**BRIEF**
Repeat the entries word for word. Leave nothing out.

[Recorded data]
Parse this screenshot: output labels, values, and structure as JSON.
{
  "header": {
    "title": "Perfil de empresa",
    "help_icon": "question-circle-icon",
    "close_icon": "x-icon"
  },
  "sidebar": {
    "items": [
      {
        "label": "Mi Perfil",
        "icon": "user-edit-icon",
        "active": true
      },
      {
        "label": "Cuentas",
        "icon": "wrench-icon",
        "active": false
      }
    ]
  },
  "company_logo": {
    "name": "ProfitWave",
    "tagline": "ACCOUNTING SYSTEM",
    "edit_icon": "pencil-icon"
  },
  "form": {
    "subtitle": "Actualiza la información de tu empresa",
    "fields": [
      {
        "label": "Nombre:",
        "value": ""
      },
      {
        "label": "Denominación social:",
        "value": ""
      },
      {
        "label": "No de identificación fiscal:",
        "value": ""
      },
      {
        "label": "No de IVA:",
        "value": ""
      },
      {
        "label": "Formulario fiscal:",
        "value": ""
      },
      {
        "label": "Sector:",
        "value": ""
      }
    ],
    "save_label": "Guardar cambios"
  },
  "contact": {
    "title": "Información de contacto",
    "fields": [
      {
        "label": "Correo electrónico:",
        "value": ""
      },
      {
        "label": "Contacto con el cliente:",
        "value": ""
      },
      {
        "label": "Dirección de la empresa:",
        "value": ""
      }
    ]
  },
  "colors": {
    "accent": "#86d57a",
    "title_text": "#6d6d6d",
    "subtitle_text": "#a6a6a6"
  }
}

**SOLVED PROBLEM**
Parse this screenshot: output labels, values, and structure as JSON.
{
  "header": {
    "title": "Perfil de empresa",
    "help_icon": "question-circle-icon",
    "close_icon": "x-icon"
  },
  "sidebar": {
    "items": [
      {
        "label": "Mi Perfil",
        "icon": "user-edit-icon",
        "active": true
      },
      {
        "label": "Cuentas",
        "icon": "wrench-icon",
        "active": false
      }
    ]
  },
  "company_logo": {
    "name": "ProfitWave",
    "tagline": "ACCOUNTING SYSTEM",
    "edit_icon": "pencil-icon"
  },
  "form": {
    "subtitle": "Actualiza la información de tu empresa",
    "fields": [
      {
        "label": "Nombre:",
        "value": ""
      },
      {
        "label": "Denominación social:",
        "value": ""
      },
      {
        "label": "No de identificación fiscal:",
        "value": ""
      },
      {
        "label": "No de IVA:",
        "value": ""
      },
      {
        "label": "Formulario fiscal:",
        "value": ""
      },
      {
        "label": "Sector:",
        "value": ""
      }
    ],
    "save_label": "Guardar cambios"
  },
  "contact": {
    "title": "Información de contacto",
    "fields": [
      {
        "label": "Correo electrónico:",
        "value": ""
      },
      {
        "label": "Contacto con el cliente:",
        "value": ""
      },
      {
        "label": "Dirección de la empresa:",
        "value": ""
      }
    ]
  },
  "colors": {
    "accent": "#86d57a",
    "title_text": "#6d6d6d",
    "subtitle_text": "#a6a6a6"
  }
}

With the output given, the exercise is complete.